And it’s always possible that the English teacher who hasn’t had time to read anything but papers like this will pick up a book that will change her life. And if that were true (hypothetically) it wouldn’t matter a bit that the book was a gift from the author, her cousin — if anything, it would make the experience that more meaningful, a little like a letter from an older and more experienced friend who knows the way.
The Urban Farm Handbook is a witty, practical guide to your personal paradigm shift from big-box grocery to local living. Organized into seasons (beginning with winter — how timely and / or perfect for Christmas!) that are further subdivided into subject chapters, it gives just enough detail to instruct but not overwhelm.
I’ve read a lot about the locavore movement. The vast majority has been in the form of personal narratives, moving and off-putting by turns. The author (and, usually, spouse) is drawn to traditional methods of farming, producing, cooking and living; s/he spends a set length of time, almost always a year, practicing these methods, and in doing so reaches some degree of enlightenment. Even when they’re beautifully written, as most are, these books don’t do more than vaguely inspire you in some ways and nauseate you in others. Titles in this category include:
On the other side of the spectrum are books that are so professional, they’re largely over your head. They’re also fun to read; they’re great daydream material and would be perfect resources if you decided to move out to the country, but you can’t find much use for their advice where you live. Examples:
- ABC of Poultry Raising
- Country Wisdom & Know-How
- Gaia’s Garden
- Nourishing Traditions
- The Four-Season Harvest
The Urban Farm Handbook has found the Goldilocks sweet spot: just right for people like me, who are frustrated when their increased knowledge doesn’t lead to life changes. It’s for environmentalists who want to produce less waste, parents who want their children to grow up in a real community, and cooks who are obsessed with freshness. It gives loads of advice to all kinds of readers.

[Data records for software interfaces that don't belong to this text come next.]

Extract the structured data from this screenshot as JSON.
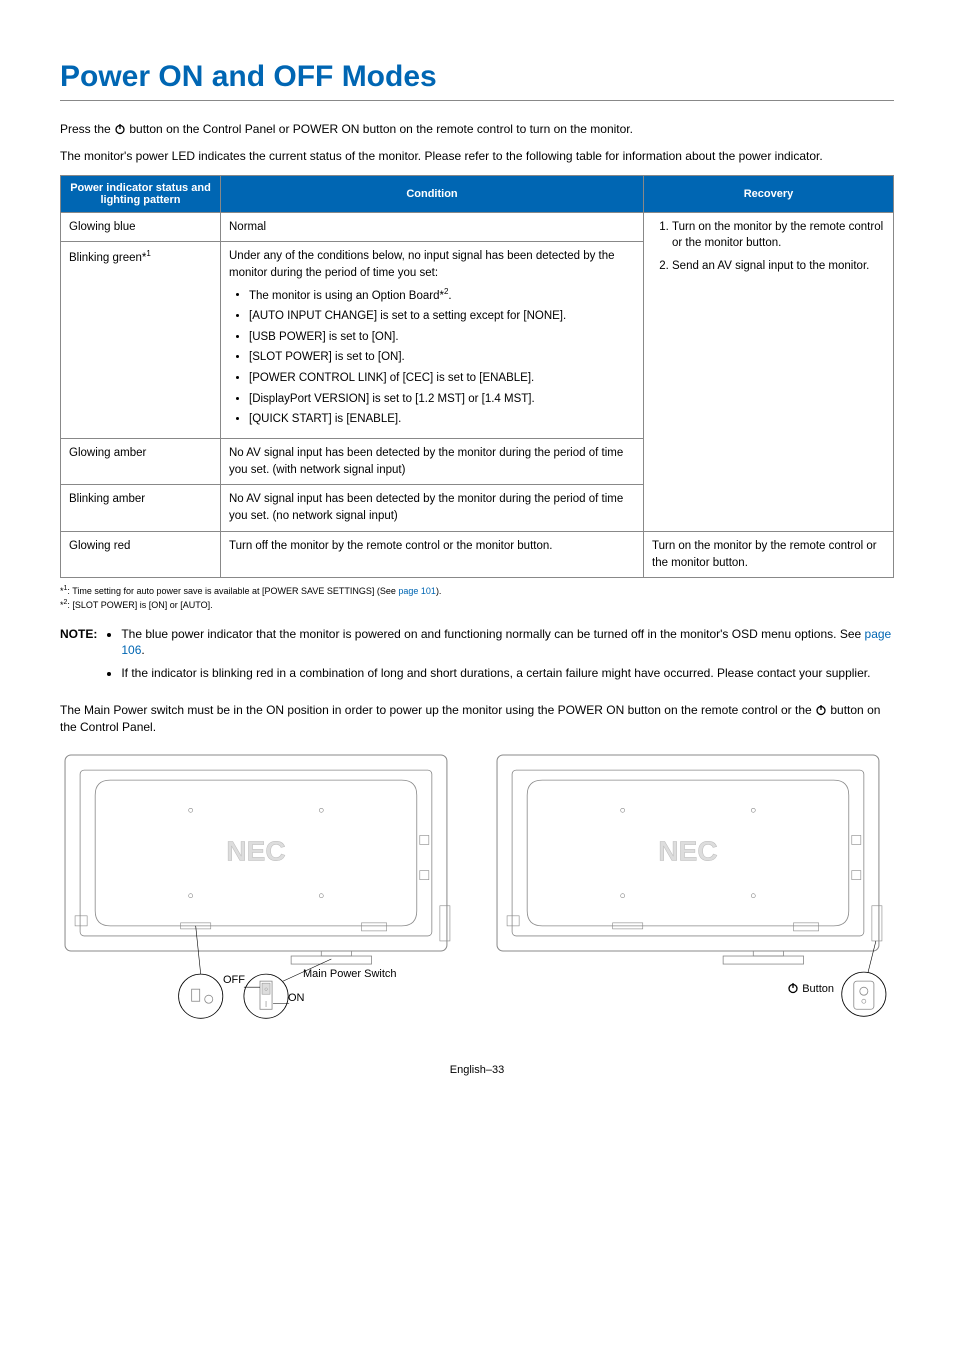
{
  "heading": "Power ON and OFF Modes",
  "intro1_a": "Press the ",
  "intro1_b": " button on the Control Panel or POWER ON button on the remote control to turn on the monitor.",
  "intro2": "The monitor's power LED indicates the current status of the monitor. Please refer to the following table for information about the power indicator.",
  "table": {
    "headers": {
      "c1": "Power indicator status and lighting pattern",
      "c2": "Condition",
      "c3": "Recovery"
    },
    "rows": {
      "r1": {
        "status": "Glowing blue",
        "condition": "Normal"
      },
      "r2": {
        "status_a": "Blinking green*",
        "status_sup": "1",
        "cond_intro": "Under any of the conditions below, no input signal has been detected by the monitor during the period of time you set:",
        "items": [
          {
            "a": "The monitor is using an Option Board*",
            "sup": "2",
            "b": "."
          },
          {
            "a": "[AUTO INPUT CHANGE] is set to a setting except for [NONE]."
          },
          {
            "a": "[USB POWER] is set to [ON]."
          },
          {
            "a": "[SLOT POWER] is set to [ON]."
          },
          {
            "a": "[POWER CONTROL LINK] of [CEC] is set to [ENABLE]."
          },
          {
            "a": "[DisplayPort VERSION] is set to [1.2 MST] or [1.4 MST]."
          },
          {
            "a": "[QUICK START] is [ENABLE]."
          }
        ]
      },
      "r3": {
        "status": "Glowing amber",
        "condition": "No AV signal input has been detected by the monitor during the period of time you set. (with network signal input)"
      },
      "r4": {
        "status": "Blinking amber",
        "condition": "No AV signal input has been detected by the monitor during the period of time you set. (no network signal input)"
      },
      "r5": {
        "status": "Glowing red",
        "condition": "Turn off the monitor by the remote control or the monitor button.",
        "recovery": "Turn on the monitor by the remote control or the monitor button."
      }
    },
    "recovery_top": {
      "i1": "Turn on the monitor by the remote control or the monitor button.",
      "i2": "Send an AV signal input to the monitor."
    }
  },
  "footnotes": {
    "f1_a": "*",
    "f1_sup": "1",
    "f1_b": ": Time setting for auto power save is available at [POWER SAVE SETTINGS] (See ",
    "f1_link": "page 101",
    "f1_c": ").",
    "f2_a": "*",
    "f2_sup": "2",
    "f2_b": ": [SLOT POWER] is [ON] or [AUTO]."
  },
  "note": {
    "label": "NOTE:",
    "n1_a": "The blue power indicator that the monitor is powered on and functioning normally can be turned off in the monitor's OSD menu options. See ",
    "n1_link": "page 106",
    "n1_b": ".",
    "n2": "If the indicator is blinking red in a combination of long and short durations, a certain failure might have occurred. Please contact your supplier."
  },
  "para_after_a": "The Main Power switch must be in the ON position in order to power up the monitor using the POWER ON button on the remote control or the ",
  "para_after_b": " button on the Control Panel.",
  "diagram": {
    "off": "OFF",
    "on": "ON",
    "mps": "Main Power Switch",
    "button": " Button"
  },
  "footer": "English–33"
}
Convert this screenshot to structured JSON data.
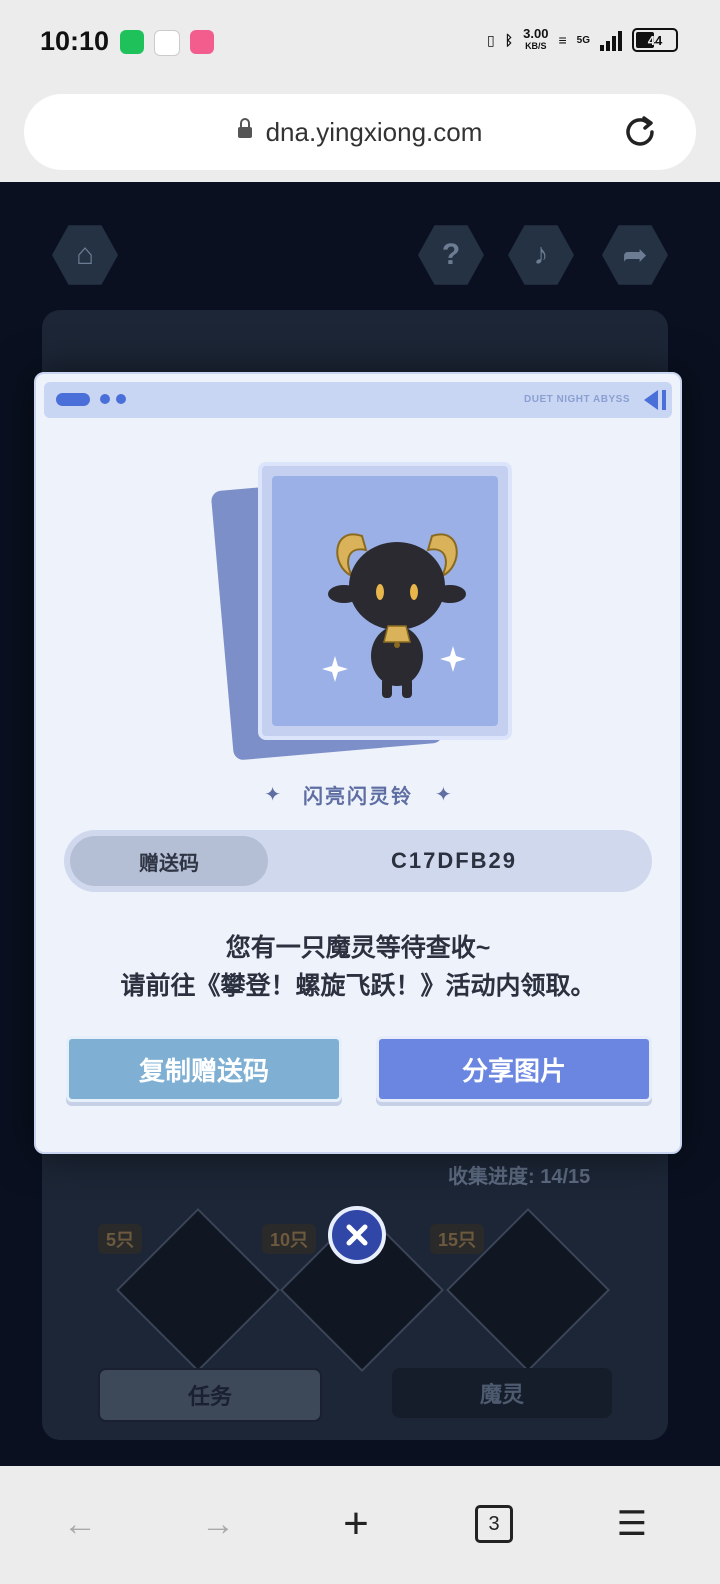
{
  "status_bar": {
    "time": "10:10",
    "net_speed_value": "3.00",
    "net_speed_unit": "KB/S",
    "network": "5G",
    "battery": "44"
  },
  "browser": {
    "url": "dna.yingxiong.com",
    "tab_count": "3"
  },
  "page_bg": {
    "progress": "收集进度: 14/15",
    "milestones": [
      "5只",
      "10只",
      "15只"
    ],
    "tabs": [
      "任务",
      "魔灵"
    ]
  },
  "modal": {
    "header_brand": "DUET NIGHT ABYSS",
    "pet_name": "闪亮闪灵铃",
    "code_label": "赠送码",
    "code_value": "C17DFB29",
    "message_line1": "您有一只魔灵等待查收~",
    "message_line2": "请前往《攀登！螺旋飞跃！》活动内领取。",
    "copy_button": "复制赠送码",
    "share_button": "分享图片"
  },
  "colors": {
    "accent": "#6a86e0",
    "copy_button": "#7fb0d4",
    "close_button": "#3047a8"
  }
}
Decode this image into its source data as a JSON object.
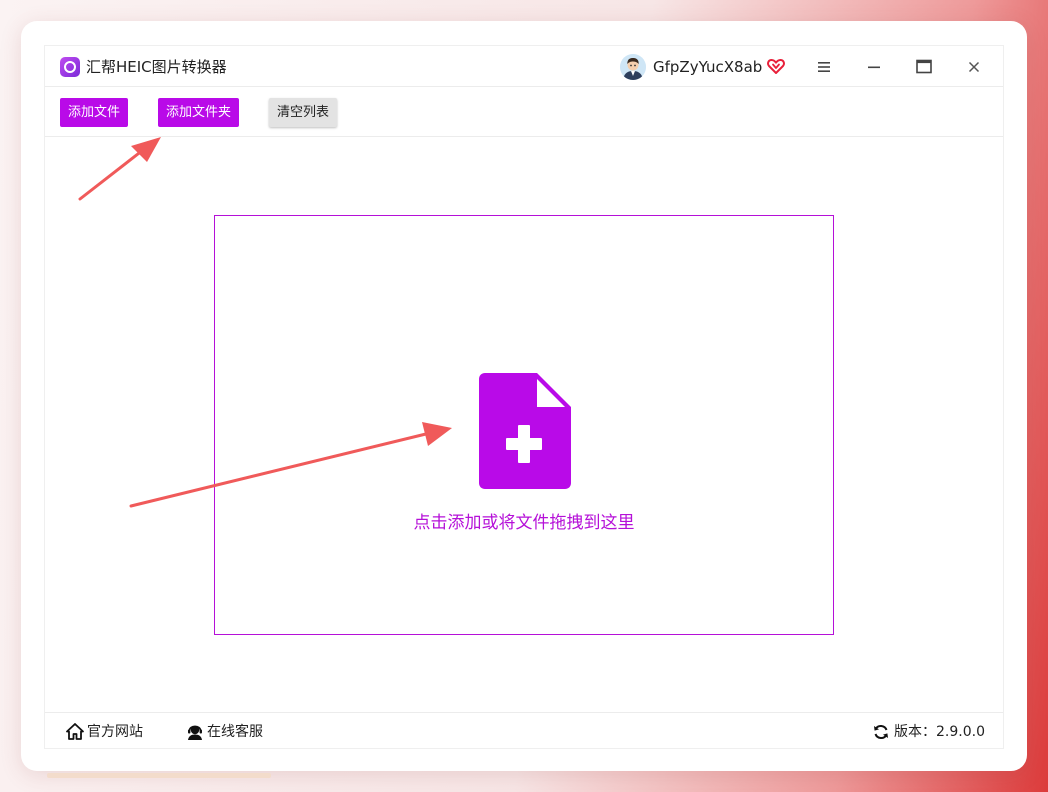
{
  "app": {
    "title": "汇帮HEIC图片转换器",
    "username": "GfpZyYucX8ab"
  },
  "window_controls": {
    "menu_icon": "hamburger-menu-icon",
    "minimize_icon": "minimize-icon",
    "maximize_icon": "maximize-icon",
    "close_icon": "close-icon"
  },
  "toolbar": {
    "add_file_label": "添加文件",
    "add_folder_label": "添加文件夹",
    "clear_list_label": "清空列表"
  },
  "dropzone": {
    "hint": "点击添加或将文件拖拽到这里",
    "icon": "file-add-icon"
  },
  "footer": {
    "website_label": "官方网站",
    "support_label": "在线客服",
    "version_label": "版本：",
    "version_value": "2.9.0.0"
  },
  "colors": {
    "accent": "#b90ae8",
    "drop_text": "#b510d8",
    "annotation_arrow": "#f05a5a",
    "vip_heart": "#e8203a"
  }
}
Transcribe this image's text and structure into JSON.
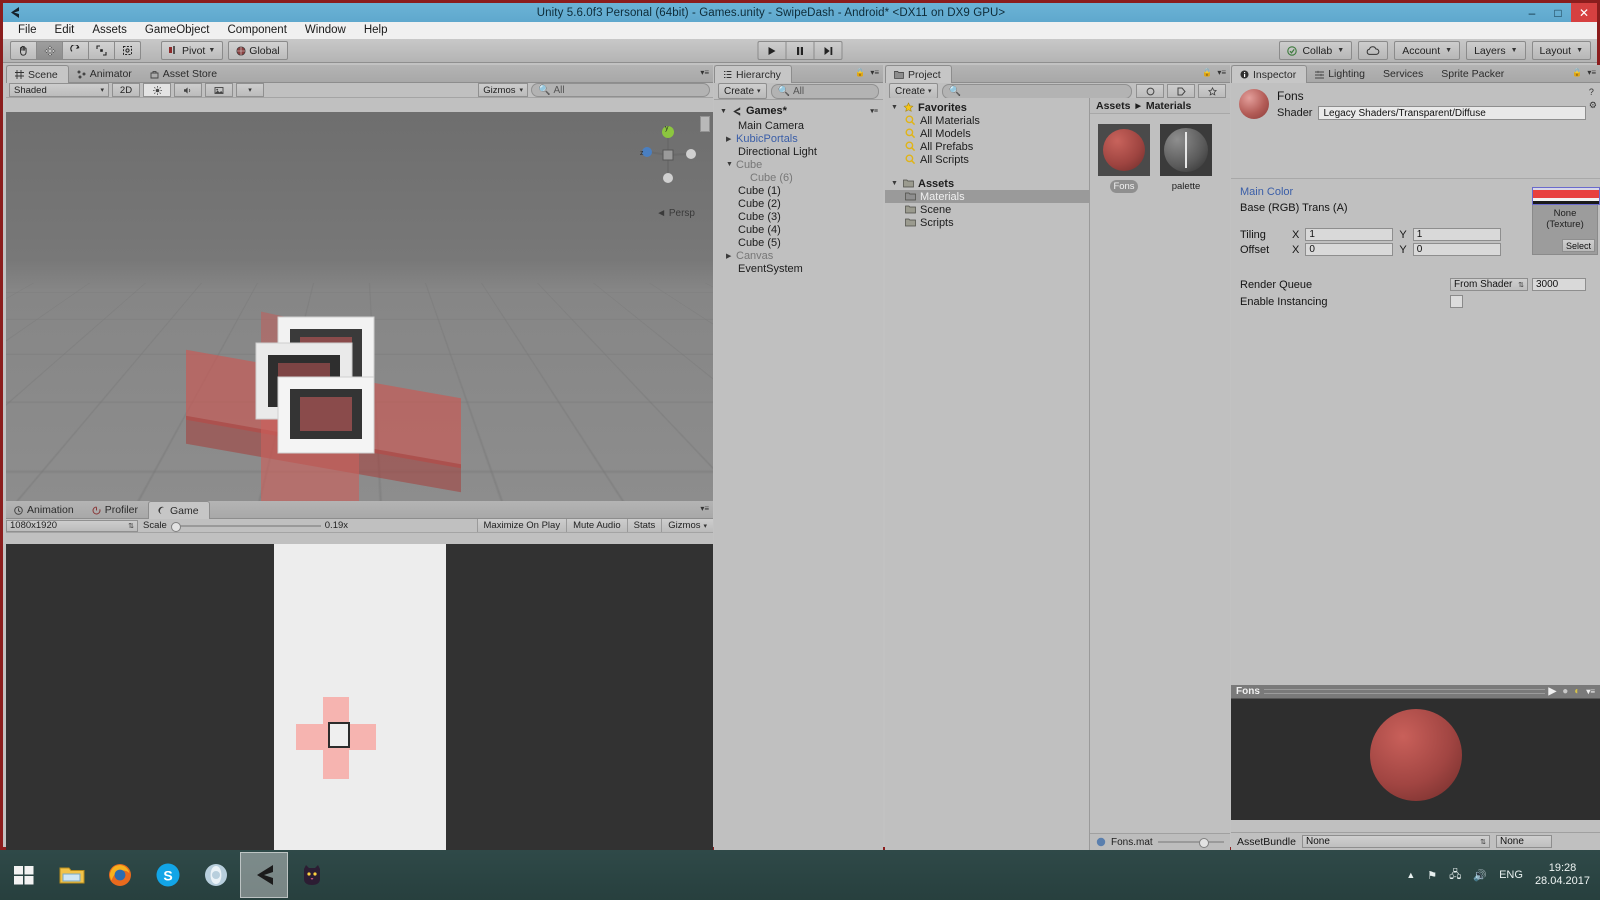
{
  "window": {
    "title": "Unity 5.6.0f3 Personal (64bit) - Games.unity - SwipeDash - Android* <DX11 on DX9 GPU>",
    "minimize": "–",
    "maximize": "□",
    "close": "✕"
  },
  "menu": [
    "File",
    "Edit",
    "Assets",
    "GameObject",
    "Component",
    "Window",
    "Help"
  ],
  "toolbar": {
    "tools": [
      "hand-tool",
      "move-tool",
      "rotate-tool",
      "scale-tool",
      "rect-tool"
    ],
    "pivot_label": "Pivot",
    "global_label": "Global",
    "play": "▶",
    "pause": "❚❚",
    "step": "▶❙",
    "collab_label": "Collab",
    "cloud_label": "",
    "account_label": "Account",
    "layers_label": "Layers",
    "layout_label": "Layout"
  },
  "scene": {
    "tabs": [
      {
        "label": "Scene",
        "icon": "scene-icon",
        "active": true
      },
      {
        "label": "Animator",
        "icon": "animator-icon",
        "active": false
      },
      {
        "label": "Asset Store",
        "icon": "store-icon",
        "active": false
      }
    ],
    "draw_mode": "Shaded",
    "mode_2d": "2D",
    "lighting_icon": "☀",
    "audio_icon": "🔊",
    "effects_icon": "▣",
    "gizmos_label": "Gizmos",
    "search_placeholder": "All",
    "persp_label": "Persp",
    "axis_x": "x",
    "axis_y": "y",
    "axis_z": "z"
  },
  "game": {
    "tabs": [
      {
        "label": "Animation",
        "icon": "animation-icon",
        "active": false
      },
      {
        "label": "Profiler",
        "icon": "profiler-icon",
        "active": false
      },
      {
        "label": "Game",
        "icon": "game-icon",
        "active": true
      }
    ],
    "resolution": "1080x1920",
    "scale_label": "Scale",
    "scale_value": "0.19x",
    "maximize_label": "Maximize On Play",
    "mute_label": "Mute Audio",
    "stats_label": "Stats",
    "gizmos_label": "Gizmos"
  },
  "hierarchy": {
    "tab_label": "Hierarchy",
    "create_label": "Create",
    "search_placeholder": "All",
    "scene_name": "Games*",
    "items": [
      {
        "label": "Main Camera",
        "indent": 1,
        "arrow": false,
        "style": "normal"
      },
      {
        "label": "KubicPortals",
        "indent": 1,
        "arrow": true,
        "style": "blue"
      },
      {
        "label": "Directional Light",
        "indent": 1,
        "arrow": false,
        "style": "normal"
      },
      {
        "label": "Cube",
        "indent": 1,
        "arrow": true,
        "style": "dim"
      },
      {
        "label": "Cube (6)",
        "indent": 2,
        "arrow": false,
        "style": "dim"
      },
      {
        "label": "Cube (1)",
        "indent": 1,
        "arrow": false,
        "style": "normal"
      },
      {
        "label": "Cube (2)",
        "indent": 1,
        "arrow": false,
        "style": "normal"
      },
      {
        "label": "Cube (3)",
        "indent": 1,
        "arrow": false,
        "style": "normal"
      },
      {
        "label": "Cube (4)",
        "indent": 1,
        "arrow": false,
        "style": "normal"
      },
      {
        "label": "Cube (5)",
        "indent": 1,
        "arrow": false,
        "style": "normal"
      },
      {
        "label": "Canvas",
        "indent": 1,
        "arrow": true,
        "style": "dim"
      },
      {
        "label": "EventSystem",
        "indent": 1,
        "arrow": false,
        "style": "normal"
      }
    ]
  },
  "project": {
    "tab_label": "Project",
    "create_label": "Create",
    "search_placeholder": "",
    "favorites_label": "Favorites",
    "favorites": [
      "All Materials",
      "All Models",
      "All Prefabs",
      "All Scripts"
    ],
    "assets_label": "Assets",
    "folders": [
      {
        "label": "Materials",
        "selected": true
      },
      {
        "label": "Scene",
        "selected": false
      },
      {
        "label": "Scripts",
        "selected": false
      }
    ],
    "breadcrumb": [
      "Assets",
      "Materials"
    ],
    "assets": [
      {
        "name": "Fons",
        "selected": true,
        "kind": "material-red"
      },
      {
        "name": "palette",
        "selected": false,
        "kind": "material-dark"
      }
    ],
    "status_file": "Fons.mat"
  },
  "inspector": {
    "tabs": [
      {
        "label": "Inspector",
        "icon": "inspector-icon",
        "active": true
      },
      {
        "label": "Lighting",
        "icon": "lighting-icon",
        "active": false
      },
      {
        "label": "Services",
        "icon": "services-icon",
        "active": false
      },
      {
        "label": "Sprite Packer",
        "icon": "sprite-packer-icon",
        "active": false
      }
    ],
    "material_name": "Fons",
    "shader_label": "Shader",
    "shader_value": "Legacy Shaders/Transparent/Diffuse",
    "main_color_label": "Main Color",
    "base_label": "Base (RGB) Trans (A)",
    "texture_none_line1": "None",
    "texture_none_line2": "(Texture)",
    "select_label": "Select",
    "tiling_label": "Tiling",
    "offset_label": "Offset",
    "x_label": "X",
    "y_label": "Y",
    "tiling_x": "1",
    "tiling_y": "1",
    "offset_x": "0",
    "offset_y": "0",
    "render_queue_label": "Render Queue",
    "render_queue_mode": "From Shader",
    "render_queue_value": "3000",
    "enable_instancing_label": "Enable Instancing",
    "preview_title": "Fons",
    "assetbundle_label": "AssetBundle",
    "assetbundle_value": "None",
    "assetbundle_variant": "None"
  },
  "taskbar": {
    "apps": [
      {
        "name": "start-button",
        "glyph": "⊞"
      },
      {
        "name": "file-explorer-icon",
        "glyph": "🗂"
      },
      {
        "name": "firefox-icon",
        "glyph": "🦊"
      },
      {
        "name": "skype-icon",
        "glyph": "S"
      },
      {
        "name": "opera-icon",
        "glyph": "◎"
      },
      {
        "name": "unity-icon",
        "glyph": "◁"
      },
      {
        "name": "cat-app-icon",
        "glyph": "🐱"
      }
    ],
    "language": "ENG",
    "time": "19:28",
    "date": "28.04.2017"
  },
  "colors": {
    "accent_blue": "#3a5ea8",
    "panel_bg": "#c0c0c0",
    "title_bg": "#6bb3d6",
    "material_red": "#a14542"
  }
}
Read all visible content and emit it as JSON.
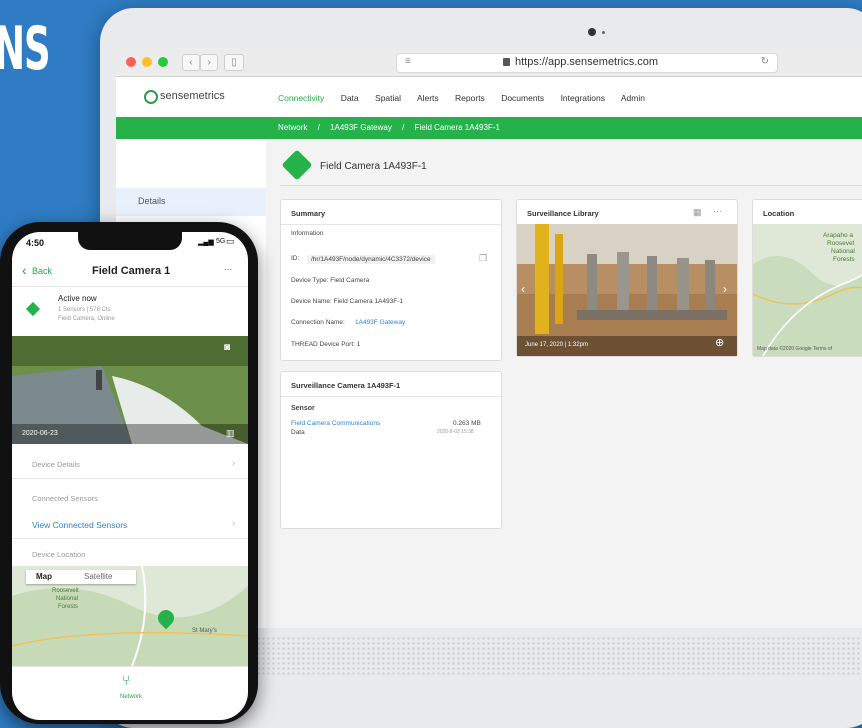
{
  "background": {
    "partial_heading": "NS"
  },
  "browser": {
    "url": "https://app.sensemetrics.com",
    "traffic_colors": [
      "#ff5f56",
      "#ffbd2e",
      "#27c93f"
    ]
  },
  "app": {
    "logo": "sensemetrics",
    "menu": [
      "Connectivity",
      "Data",
      "Spatial",
      "Alerts",
      "Reports",
      "Documents",
      "Integrations",
      "Admin"
    ],
    "active_menu": "Connectivity",
    "breadcrumbs": [
      "Network",
      "/",
      "1A493F Gateway",
      "/",
      "Field Camera 1A493F-1"
    ],
    "sidebar": {
      "details": "Details"
    },
    "device_title": "Field Camera 1A493F-1",
    "accent": "#25b24b",
    "summary": {
      "title": "Summary",
      "section": "Information",
      "id_label": "ID:",
      "id_value": "/hr/1A493F/node/dynamic/4C3372/device",
      "type": "Device Type: Field Camera",
      "name": "Device Name: Field Camera 1A493F-1",
      "conn_label": "Connection Name:",
      "conn_value": "1A493F Gateway",
      "port": "THREAD Device Port: 1"
    },
    "library": {
      "title": "Surveillance Library",
      "caption": "June 17, 2020  |  1:32pm"
    },
    "location": {
      "title": "Location",
      "map_labels": [
        "Arapaho a",
        "Roosevel",
        "National",
        "Forests"
      ],
      "footer": "Map data ©2020 Google   Terms of"
    },
    "camera_card": {
      "title": "Surveillance Camera 1A493F-1",
      "sensor": "Sensor",
      "link": "Field Camera Communications",
      "value": "0.263 MB",
      "data": "Data",
      "date": "2020-8-03 15:38"
    }
  },
  "phone": {
    "time": "4:50",
    "signal": "5G",
    "back": "Back",
    "title": "Field Camera 1",
    "more": "...",
    "status": "Active now",
    "status_sub1": "1 Sensors | 578 Cts",
    "status_sub2": "Field Camera, Online",
    "photo_date": "2020-06-23",
    "rows": [
      "Device Details",
      "Connected Sensors",
      "View Connected Sensors",
      "Device Location"
    ],
    "map_tabs": [
      "Map",
      "Satellite"
    ],
    "map_labels": [
      "Roosevelt",
      "National",
      "Forests",
      "St Mary's"
    ],
    "tab_label": "Network"
  }
}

I’m scheming to make this a monthly feature in my Patch column next year, supplementing the authors’ advice with my own research about the Mid-Atlantic region (they live in the Pacific Northwest.) But I’ll write here about the behind-the-scenes activity, which you might find just as interesting. In fact, I’m already hard at work on the first chapter. Stay tuned!